▶ _Data excerpts_:
::::

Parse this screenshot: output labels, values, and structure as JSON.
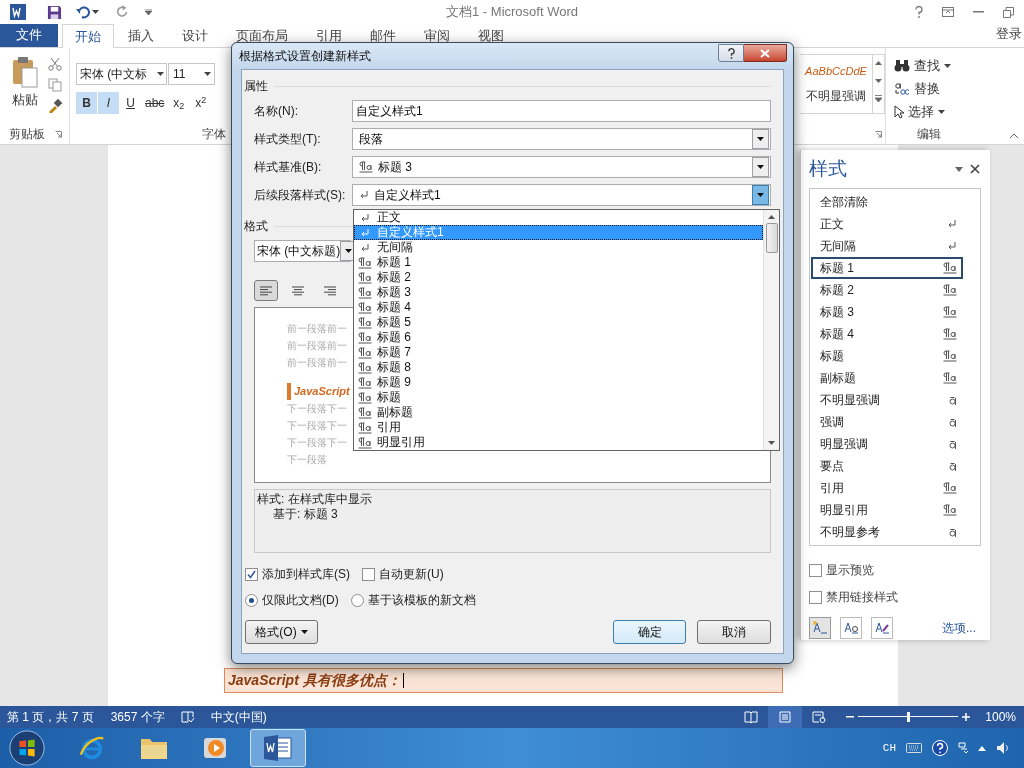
{
  "window": {
    "title": "文档1 - Microsoft Word"
  },
  "ribbon_tabs": {
    "file": "文件",
    "sign_in": "登录",
    "tabs": [
      {
        "label": "开始",
        "selected": true
      },
      {
        "label": "插入",
        "selected": false
      },
      {
        "label": "设计",
        "selected": false
      },
      {
        "label": "页面布局",
        "selected": false
      },
      {
        "label": "引用",
        "selected": false
      },
      {
        "label": "邮件",
        "selected": false
      },
      {
        "label": "审阅",
        "selected": false
      },
      {
        "label": "视图",
        "selected": false
      }
    ]
  },
  "ribbon": {
    "paste": "粘贴",
    "clipboard_label": "剪贴板",
    "font_name": "宋体 (中文标",
    "font_size": "11",
    "font_label": "字体",
    "font_buttons": [
      {
        "label": "B",
        "selected": true
      },
      {
        "label": "I",
        "selected": true
      },
      {
        "label": "U",
        "selected": false
      },
      {
        "label": "abc",
        "selected": false
      },
      {
        "label": "x$_{2}$",
        "selected": false
      },
      {
        "label": "x$^{2}$",
        "selected": false
      }
    ],
    "gallery_sample": "AaBbCcDdE",
    "gallery_style": "不明显强调",
    "editing": [
      {
        "kind": "find",
        "label": "查找"
      },
      {
        "kind": "replace",
        "label": "替换"
      },
      {
        "kind": "select",
        "label": "选择"
      }
    ],
    "editing_label": "编辑"
  },
  "document": {
    "text_line": "JavaScript 具有很多优点："
  },
  "dialog": {
    "title": "根据格式设置创建新样式",
    "properties_label": "属性",
    "fields": [
      {
        "label": "名称(N):",
        "value": "自定义样式1",
        "dropdown": false
      },
      {
        "label": "样式类型(T):",
        "value": "段落",
        "dropdown": true
      },
      {
        "label": "样式基准(B):",
        "value": "标题 3",
        "dropdown": true,
        "kind": "linked"
      },
      {
        "label": "后续段落样式(S):",
        "value": "自定义样式1",
        "dropdown": true,
        "kind": "para",
        "expanded": true
      }
    ],
    "format_label": "格式",
    "font_value": "宋体 (中文标题)",
    "align_buttons": [
      {
        "kind": "left",
        "selected": true
      },
      {
        "kind": "center",
        "selected": false
      },
      {
        "kind": "right",
        "selected": false
      }
    ],
    "preview_before": [
      "前一段落前一",
      "前一段落前一",
      "前一段落前一"
    ],
    "preview_sample": "JavaScript",
    "preview_after": [
      "下一段落下一",
      "下一段落下一",
      "下一段落下一",
      "下一段落"
    ],
    "description": [
      "样式: 在样式库中显示",
      "基于: 标题 3"
    ],
    "checkboxes": [
      {
        "label": "添加到样式库(S)",
        "checked": true
      },
      {
        "label": "自动更新(U)",
        "checked": false
      }
    ],
    "radios": [
      {
        "label": "仅限此文档(D)",
        "selected": true
      },
      {
        "label": "基于该模板的新文档",
        "selected": false
      }
    ],
    "format_button": "格式(O)",
    "ok": "确定",
    "cancel": "取消",
    "dropdown": [
      {
        "label": "正文",
        "kind": "para",
        "selected": false
      },
      {
        "label": "自定义样式1",
        "kind": "para",
        "selected": true
      },
      {
        "label": "无间隔",
        "kind": "para",
        "selected": false
      },
      {
        "label": "标题 1",
        "kind": "linked",
        "selected": false
      },
      {
        "label": "标题 2",
        "kind": "linked",
        "selected": false
      },
      {
        "label": "标题 3",
        "kind": "linked",
        "selected": false
      },
      {
        "label": "标题 4",
        "kind": "linked",
        "selected": false
      },
      {
        "label": "标题 5",
        "kind": "linked",
        "selected": false
      },
      {
        "label": "标题 6",
        "kind": "linked",
        "selected": false
      },
      {
        "label": "标题 7",
        "kind": "linked",
        "selected": false
      },
      {
        "label": "标题 8",
        "kind": "linked",
        "selected": false
      },
      {
        "label": "标题 9",
        "kind": "linked",
        "selected": false
      },
      {
        "label": "标题",
        "kind": "linked",
        "selected": false
      },
      {
        "label": "副标题",
        "kind": "linked",
        "selected": false
      },
      {
        "label": "引用",
        "kind": "linked",
        "selected": false
      },
      {
        "label": "明显引用",
        "kind": "linked",
        "selected": false
      }
    ]
  },
  "styles_pane": {
    "title": "样式",
    "items": [
      {
        "label": "全部清除",
        "kind": "none",
        "selected": false
      },
      {
        "label": "正文",
        "kind": "para",
        "selected": false
      },
      {
        "label": "无间隔",
        "kind": "para",
        "selected": false
      },
      {
        "label": "标题 1",
        "kind": "linked",
        "selected": true
      },
      {
        "label": "标题 2",
        "kind": "linked",
        "selected": false
      },
      {
        "label": "标题 3",
        "kind": "linked",
        "selected": false
      },
      {
        "label": "标题 4",
        "kind": "linked",
        "selected": false
      },
      {
        "label": "标题",
        "kind": "linked",
        "selected": false
      },
      {
        "label": "副标题",
        "kind": "linked",
        "selected": false
      },
      {
        "label": "不明显强调",
        "kind": "char",
        "selected": false
      },
      {
        "label": "强调",
        "kind": "char",
        "selected": false
      },
      {
        "label": "明显强调",
        "kind": "char",
        "selected": false
      },
      {
        "label": "要点",
        "kind": "char",
        "selected": false
      },
      {
        "label": "引用",
        "kind": "linked",
        "selected": false
      },
      {
        "label": "明显引用",
        "kind": "linked",
        "selected": false
      },
      {
        "label": "不明显参考",
        "kind": "char",
        "selected": false
      }
    ],
    "options": [
      {
        "label": "显示预览",
        "checked": false
      },
      {
        "label": "禁用链接样式",
        "checked": false
      }
    ],
    "link": "选项..."
  },
  "status_bar": {
    "page": "第 1 页，共 7 页",
    "words": "3657 个字",
    "language": "中文(中国)",
    "zoom": "100%",
    "zoom_slider": {
      "level": 0.5
    },
    "views": [
      {
        "kind": "read",
        "selected": false
      },
      {
        "kind": "print",
        "selected": true
      },
      {
        "kind": "web",
        "selected": false
      }
    ]
  },
  "taskbar": {
    "language": "CH",
    "apps": [
      {
        "kind": "ie",
        "selected": false
      },
      {
        "kind": "explorer",
        "selected": false
      },
      {
        "kind": "media",
        "selected": false
      },
      {
        "kind": "word",
        "selected": true
      }
    ]
  }
}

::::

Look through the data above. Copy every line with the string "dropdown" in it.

▶ _TASK RESPONSE_:
        "dropdown": false
        "dropdown": true
        "dropdown": true,
        "dropdown": true,
    "dropdown": [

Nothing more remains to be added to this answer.